Task requirements:
Your task is to gather the lines below that hold the string "categoría".

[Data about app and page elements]
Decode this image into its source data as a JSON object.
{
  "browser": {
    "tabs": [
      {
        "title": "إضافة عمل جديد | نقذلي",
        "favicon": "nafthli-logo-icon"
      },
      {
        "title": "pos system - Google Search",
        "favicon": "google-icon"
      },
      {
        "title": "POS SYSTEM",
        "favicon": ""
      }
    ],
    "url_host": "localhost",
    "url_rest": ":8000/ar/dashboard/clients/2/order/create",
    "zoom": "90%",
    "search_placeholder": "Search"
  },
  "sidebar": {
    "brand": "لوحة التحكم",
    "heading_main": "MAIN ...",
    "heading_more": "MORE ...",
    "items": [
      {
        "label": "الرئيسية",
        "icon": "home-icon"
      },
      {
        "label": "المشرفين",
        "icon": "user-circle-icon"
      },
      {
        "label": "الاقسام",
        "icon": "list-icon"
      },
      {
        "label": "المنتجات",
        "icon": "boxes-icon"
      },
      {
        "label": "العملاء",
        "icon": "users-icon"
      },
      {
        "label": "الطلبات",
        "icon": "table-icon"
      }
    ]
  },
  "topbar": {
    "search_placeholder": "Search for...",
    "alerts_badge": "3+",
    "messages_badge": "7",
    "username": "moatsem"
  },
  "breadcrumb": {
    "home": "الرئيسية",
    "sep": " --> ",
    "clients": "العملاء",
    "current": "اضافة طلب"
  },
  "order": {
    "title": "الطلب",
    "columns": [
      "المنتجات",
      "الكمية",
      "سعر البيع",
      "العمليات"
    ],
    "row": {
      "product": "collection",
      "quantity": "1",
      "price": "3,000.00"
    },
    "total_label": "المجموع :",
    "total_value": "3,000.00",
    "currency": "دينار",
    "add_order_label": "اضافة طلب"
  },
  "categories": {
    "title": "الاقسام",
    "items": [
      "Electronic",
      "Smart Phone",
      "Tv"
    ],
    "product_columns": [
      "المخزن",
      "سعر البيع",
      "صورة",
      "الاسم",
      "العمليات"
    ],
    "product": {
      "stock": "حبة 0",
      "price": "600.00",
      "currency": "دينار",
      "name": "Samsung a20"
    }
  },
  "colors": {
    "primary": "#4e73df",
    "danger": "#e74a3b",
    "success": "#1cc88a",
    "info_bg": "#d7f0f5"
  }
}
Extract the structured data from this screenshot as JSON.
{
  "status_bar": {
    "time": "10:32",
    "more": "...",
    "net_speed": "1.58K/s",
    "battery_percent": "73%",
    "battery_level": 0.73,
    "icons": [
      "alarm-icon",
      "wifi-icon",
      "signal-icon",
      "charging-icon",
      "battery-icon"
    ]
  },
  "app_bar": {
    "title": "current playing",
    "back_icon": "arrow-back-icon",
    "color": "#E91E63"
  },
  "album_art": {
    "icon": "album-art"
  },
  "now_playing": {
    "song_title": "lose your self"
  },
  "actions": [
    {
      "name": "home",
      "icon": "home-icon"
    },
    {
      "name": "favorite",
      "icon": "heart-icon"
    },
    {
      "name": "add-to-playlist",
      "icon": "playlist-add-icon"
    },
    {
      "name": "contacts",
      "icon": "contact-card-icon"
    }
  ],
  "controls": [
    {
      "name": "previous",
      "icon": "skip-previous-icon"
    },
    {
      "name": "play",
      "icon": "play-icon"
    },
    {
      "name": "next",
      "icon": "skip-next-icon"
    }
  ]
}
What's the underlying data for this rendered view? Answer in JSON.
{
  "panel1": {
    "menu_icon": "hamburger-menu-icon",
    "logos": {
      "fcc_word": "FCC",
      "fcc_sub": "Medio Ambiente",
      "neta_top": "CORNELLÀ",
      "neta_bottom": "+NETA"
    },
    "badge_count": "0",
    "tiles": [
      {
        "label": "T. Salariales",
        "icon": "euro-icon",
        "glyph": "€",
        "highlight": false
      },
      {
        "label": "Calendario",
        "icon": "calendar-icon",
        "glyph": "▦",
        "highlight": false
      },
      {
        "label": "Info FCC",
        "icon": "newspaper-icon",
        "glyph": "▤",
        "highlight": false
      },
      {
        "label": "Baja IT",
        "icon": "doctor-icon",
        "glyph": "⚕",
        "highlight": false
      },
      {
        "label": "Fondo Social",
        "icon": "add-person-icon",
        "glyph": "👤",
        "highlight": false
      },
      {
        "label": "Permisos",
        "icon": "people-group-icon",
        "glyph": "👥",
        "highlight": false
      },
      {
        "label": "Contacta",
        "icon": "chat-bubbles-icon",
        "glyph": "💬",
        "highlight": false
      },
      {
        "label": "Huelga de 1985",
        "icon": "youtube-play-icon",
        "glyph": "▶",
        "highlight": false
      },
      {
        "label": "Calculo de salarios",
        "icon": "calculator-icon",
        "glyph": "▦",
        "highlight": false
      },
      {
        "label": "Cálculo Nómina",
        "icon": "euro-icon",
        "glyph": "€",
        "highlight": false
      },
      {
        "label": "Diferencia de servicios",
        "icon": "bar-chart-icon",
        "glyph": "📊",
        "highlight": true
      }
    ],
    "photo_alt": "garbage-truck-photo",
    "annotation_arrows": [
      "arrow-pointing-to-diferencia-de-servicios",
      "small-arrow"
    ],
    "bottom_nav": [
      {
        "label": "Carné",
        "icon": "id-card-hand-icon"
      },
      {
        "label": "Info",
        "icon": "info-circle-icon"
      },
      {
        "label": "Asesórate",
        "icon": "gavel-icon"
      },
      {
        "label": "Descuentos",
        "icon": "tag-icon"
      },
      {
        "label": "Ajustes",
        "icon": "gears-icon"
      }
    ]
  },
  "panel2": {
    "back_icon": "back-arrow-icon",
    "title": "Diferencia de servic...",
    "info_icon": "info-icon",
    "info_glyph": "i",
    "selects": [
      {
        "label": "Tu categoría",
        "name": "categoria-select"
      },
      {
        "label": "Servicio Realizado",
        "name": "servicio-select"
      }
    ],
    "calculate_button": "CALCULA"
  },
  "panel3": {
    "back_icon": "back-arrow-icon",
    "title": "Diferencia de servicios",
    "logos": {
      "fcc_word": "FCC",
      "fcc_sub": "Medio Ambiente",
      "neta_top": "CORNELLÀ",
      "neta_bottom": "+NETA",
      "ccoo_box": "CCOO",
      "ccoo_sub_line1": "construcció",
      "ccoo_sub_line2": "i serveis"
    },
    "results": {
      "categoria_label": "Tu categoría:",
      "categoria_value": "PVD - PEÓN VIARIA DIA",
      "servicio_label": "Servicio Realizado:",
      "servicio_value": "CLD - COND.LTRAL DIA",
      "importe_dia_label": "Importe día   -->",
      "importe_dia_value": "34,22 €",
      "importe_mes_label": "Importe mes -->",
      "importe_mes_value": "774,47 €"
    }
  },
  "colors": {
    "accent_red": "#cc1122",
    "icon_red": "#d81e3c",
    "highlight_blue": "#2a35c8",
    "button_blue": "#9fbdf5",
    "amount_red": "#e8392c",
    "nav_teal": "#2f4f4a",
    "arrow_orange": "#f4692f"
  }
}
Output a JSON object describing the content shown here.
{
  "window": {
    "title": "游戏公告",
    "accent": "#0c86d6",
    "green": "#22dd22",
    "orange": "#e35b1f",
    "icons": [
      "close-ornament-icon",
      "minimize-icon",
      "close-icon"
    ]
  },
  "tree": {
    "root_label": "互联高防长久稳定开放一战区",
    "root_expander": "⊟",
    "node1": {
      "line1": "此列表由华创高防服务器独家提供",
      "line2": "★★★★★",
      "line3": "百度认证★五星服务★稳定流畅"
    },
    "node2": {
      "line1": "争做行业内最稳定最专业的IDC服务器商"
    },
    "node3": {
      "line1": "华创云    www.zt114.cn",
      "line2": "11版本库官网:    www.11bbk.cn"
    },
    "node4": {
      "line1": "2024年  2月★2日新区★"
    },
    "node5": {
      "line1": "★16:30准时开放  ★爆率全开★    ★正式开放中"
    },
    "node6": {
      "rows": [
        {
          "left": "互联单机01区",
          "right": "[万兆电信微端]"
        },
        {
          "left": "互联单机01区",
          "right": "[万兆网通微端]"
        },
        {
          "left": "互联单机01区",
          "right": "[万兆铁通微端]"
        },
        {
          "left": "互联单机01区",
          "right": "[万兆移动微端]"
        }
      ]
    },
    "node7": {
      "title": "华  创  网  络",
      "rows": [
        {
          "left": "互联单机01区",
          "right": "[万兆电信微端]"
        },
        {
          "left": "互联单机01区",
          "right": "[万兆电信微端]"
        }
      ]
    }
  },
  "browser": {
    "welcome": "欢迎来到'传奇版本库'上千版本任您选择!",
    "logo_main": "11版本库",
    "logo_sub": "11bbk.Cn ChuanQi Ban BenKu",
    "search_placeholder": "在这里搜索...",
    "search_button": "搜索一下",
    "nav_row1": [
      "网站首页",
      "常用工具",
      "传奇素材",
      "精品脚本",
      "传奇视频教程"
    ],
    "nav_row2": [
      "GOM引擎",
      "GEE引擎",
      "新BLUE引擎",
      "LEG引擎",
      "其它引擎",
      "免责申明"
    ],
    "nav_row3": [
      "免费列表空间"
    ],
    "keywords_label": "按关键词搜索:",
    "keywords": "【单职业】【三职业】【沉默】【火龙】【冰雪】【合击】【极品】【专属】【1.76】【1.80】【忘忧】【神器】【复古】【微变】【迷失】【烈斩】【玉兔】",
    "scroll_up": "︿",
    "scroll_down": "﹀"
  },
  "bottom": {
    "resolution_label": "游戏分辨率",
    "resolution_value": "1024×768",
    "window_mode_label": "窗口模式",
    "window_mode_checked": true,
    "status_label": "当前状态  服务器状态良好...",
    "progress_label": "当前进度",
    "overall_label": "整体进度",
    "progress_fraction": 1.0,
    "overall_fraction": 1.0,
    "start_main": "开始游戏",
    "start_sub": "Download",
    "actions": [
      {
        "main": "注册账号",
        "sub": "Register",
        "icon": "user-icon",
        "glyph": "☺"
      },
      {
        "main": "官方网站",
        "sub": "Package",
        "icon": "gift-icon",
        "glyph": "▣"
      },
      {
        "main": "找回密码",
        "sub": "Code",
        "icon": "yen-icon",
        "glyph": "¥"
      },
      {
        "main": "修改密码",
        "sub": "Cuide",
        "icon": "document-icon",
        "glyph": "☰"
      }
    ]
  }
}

Response to this task:
        "label": "Tu categoría",
      "categoria_label": "Tu categoría:",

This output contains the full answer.